White Sox Outfield Defense Looks Promising


Last year the White Sox were bit hard by errors. Despite some strong pitching personnel, the White Sox finished 10th out of 15 teams in the AL in runs allowed. A lot of this was just Dylan Axelrod, but another huge chunk was allowing 80 unearned runs. With 121 errors, the White Sox committed the second most in the majors, “behind” only the Houston Astros’ 125.

Errors aren’t the only way to measure defense. Often, paradoxically, players with good range make more errors as they are able to get to more balls in play than surehanded statues. At the same time, if you’re making 100+ errors as a team you are doing yourself no favors and it will be a huge obstacle to success.

Alexei Ramirez lead the team with 22 errors. That puts him back where he was in 2009 and 2010 where he had 20 errors a piece, but it was a big increase on his totals of 16 and 12 in ’11 and ’12. But frankly, that’s just the type of thing that happens when you are getting 650+ chances a year as Ramirez is, due to his range. He is still a plus defensive shortstop, even if his days as an elite glove are behind him.

Avisail can cover center in a pinch – as a right fielder, he should be a real plus with the glove. (Jerry Lai-USA TODAY Sports)

Conor Gillaspie, beloved though he is amongst the Southside Showdown staff (or at least, by James and me), was the 2nd biggest culprit and he does not have any of the excuses that Alexei does. Alexei has a track record, great range, and a ton of chances. Furthermore – Gillaspie wasn’t even playing full time. Alexei had 1400 defensive innings, Gillaspie had 982. Even playing part time, Gillaspie racked up a massive 17 errors. He’s young enough that you can hope for improvement, but with the arrival of Matt Davidson and Marcus Semien, Gillaspie is looking increasingly like a stopgap or potentially a DFA heading into the regular season.

The corner infield positions and catcher still look to be areas of potential defensive weakness heading into 2014. Davidson has his own question marks at the hot corner, and the Adam Dunn/Paul Konerko/Jose Abreu triumvirate are all likely weak defenders at 1B. However, Beckham and Alexei are good up the middle, and after all of this I am finally getting to the point of this article: The outfield defense, as it stands, could be a real plus.

Unless there is a trade, the White Sox are rolling into 2014 with an outfield of LF: Alejandro de Aza/Dayan Viciedo, CF: Adam Eaton, and RF: Avisail Garcia.

Given the platoon splits, that would mean de Aza would be getting the lion’s share of starts in LF (and would almost certainly be used as a defensive replacement for Viciedo in late innings). So on most days, the White Sox would be running out three guys who can all serve as center fielders in a pinch. Granted, de Aza and Garcia aren’t plus center fielders, but they’re not bad either. All three of those players have good athleticism, they can all throw well, and have good range for their respective positions.

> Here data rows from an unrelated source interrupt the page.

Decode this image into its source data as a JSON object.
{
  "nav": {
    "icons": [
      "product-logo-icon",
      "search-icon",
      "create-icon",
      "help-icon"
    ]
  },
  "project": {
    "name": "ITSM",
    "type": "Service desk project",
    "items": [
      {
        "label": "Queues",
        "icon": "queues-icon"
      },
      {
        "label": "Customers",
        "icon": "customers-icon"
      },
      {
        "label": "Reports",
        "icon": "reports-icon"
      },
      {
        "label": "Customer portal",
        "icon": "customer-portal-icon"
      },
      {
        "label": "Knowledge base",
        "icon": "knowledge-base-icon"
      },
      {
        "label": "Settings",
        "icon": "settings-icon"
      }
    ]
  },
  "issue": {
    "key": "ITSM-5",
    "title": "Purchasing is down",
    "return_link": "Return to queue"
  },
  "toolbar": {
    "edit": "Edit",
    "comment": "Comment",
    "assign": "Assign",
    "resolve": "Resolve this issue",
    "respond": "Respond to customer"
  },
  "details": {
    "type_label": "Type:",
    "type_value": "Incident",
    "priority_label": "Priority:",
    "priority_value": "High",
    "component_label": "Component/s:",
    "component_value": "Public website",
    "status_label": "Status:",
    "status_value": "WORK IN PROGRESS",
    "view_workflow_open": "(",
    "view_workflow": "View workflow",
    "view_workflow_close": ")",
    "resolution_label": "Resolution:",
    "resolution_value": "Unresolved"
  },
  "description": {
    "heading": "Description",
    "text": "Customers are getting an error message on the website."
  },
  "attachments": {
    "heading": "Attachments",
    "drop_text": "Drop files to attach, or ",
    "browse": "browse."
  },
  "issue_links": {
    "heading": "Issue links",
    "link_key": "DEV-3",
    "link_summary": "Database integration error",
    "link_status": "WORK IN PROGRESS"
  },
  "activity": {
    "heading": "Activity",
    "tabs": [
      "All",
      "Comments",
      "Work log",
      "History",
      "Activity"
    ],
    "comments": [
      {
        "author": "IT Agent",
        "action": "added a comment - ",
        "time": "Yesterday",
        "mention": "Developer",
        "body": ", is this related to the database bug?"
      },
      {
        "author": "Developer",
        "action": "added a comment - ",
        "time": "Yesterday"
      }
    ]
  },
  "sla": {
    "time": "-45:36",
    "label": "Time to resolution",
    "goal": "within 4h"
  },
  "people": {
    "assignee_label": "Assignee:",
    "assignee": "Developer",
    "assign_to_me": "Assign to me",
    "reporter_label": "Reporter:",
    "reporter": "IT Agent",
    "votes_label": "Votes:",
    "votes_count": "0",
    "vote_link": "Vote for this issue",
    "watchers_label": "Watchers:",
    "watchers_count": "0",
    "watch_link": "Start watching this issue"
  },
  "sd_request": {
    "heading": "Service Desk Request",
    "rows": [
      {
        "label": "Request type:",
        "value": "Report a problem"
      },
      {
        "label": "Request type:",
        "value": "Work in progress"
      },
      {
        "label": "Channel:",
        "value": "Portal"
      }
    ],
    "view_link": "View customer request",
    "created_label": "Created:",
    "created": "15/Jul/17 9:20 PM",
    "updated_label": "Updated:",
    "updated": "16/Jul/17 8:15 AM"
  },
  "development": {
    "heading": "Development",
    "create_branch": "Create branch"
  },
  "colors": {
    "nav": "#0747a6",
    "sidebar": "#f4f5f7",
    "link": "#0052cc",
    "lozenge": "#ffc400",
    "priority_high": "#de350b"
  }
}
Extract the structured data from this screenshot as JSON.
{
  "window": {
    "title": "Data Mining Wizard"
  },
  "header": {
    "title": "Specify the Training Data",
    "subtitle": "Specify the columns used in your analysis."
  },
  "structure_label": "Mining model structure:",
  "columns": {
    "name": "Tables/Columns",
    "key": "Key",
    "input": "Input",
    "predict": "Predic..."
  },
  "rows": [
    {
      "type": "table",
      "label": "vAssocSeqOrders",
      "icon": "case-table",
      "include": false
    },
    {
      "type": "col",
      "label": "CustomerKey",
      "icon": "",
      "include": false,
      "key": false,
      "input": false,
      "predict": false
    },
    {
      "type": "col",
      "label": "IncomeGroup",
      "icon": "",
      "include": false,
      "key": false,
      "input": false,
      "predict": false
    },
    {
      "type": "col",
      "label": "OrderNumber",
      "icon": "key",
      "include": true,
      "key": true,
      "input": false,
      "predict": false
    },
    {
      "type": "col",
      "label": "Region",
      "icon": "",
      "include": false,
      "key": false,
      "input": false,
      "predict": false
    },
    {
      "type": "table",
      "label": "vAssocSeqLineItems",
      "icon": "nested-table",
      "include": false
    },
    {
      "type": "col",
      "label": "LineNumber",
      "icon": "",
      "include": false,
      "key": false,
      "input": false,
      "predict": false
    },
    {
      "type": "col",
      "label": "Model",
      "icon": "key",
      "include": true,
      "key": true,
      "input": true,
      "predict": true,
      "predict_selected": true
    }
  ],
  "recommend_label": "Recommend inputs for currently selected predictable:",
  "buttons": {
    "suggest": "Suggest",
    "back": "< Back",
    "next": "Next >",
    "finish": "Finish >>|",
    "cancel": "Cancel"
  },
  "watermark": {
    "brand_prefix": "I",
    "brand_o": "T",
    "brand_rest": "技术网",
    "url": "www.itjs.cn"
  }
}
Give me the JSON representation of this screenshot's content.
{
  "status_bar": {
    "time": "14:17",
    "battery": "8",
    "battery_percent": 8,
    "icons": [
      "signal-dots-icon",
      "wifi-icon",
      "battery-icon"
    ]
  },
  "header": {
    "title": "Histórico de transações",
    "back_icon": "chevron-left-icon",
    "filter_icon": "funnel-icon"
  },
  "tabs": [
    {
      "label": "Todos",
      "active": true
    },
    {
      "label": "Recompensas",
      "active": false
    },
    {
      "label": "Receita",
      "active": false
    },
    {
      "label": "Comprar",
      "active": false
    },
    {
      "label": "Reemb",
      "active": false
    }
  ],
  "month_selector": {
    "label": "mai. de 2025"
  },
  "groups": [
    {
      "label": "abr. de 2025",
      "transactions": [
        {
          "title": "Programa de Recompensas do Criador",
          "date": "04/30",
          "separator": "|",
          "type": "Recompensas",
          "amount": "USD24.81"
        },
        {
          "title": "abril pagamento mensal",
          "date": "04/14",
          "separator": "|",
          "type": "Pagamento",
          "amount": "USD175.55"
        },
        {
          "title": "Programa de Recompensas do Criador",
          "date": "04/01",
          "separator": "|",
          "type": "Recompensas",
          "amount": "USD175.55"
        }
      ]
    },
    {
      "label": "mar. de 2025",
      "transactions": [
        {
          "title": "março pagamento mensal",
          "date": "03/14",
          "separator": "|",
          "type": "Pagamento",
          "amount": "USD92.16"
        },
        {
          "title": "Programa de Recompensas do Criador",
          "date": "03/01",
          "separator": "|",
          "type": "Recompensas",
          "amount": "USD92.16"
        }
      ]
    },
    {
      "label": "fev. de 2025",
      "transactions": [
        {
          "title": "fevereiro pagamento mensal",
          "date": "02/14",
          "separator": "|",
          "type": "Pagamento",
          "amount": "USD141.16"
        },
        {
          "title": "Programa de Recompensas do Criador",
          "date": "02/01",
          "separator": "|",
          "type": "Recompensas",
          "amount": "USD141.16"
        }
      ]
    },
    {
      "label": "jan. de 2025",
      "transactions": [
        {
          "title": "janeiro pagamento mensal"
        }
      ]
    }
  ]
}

On the days Viciedo plays…well, he throws well, and perhaps the presence of Garcia will allow Eaton to cheat over to help cover some of the ground that the Tank can’t reach.

With the continued streamlining of the roster and inflow of position player talent, the White Sox should expect to see improvements on the defensive side of the ball in 2014 and beyond.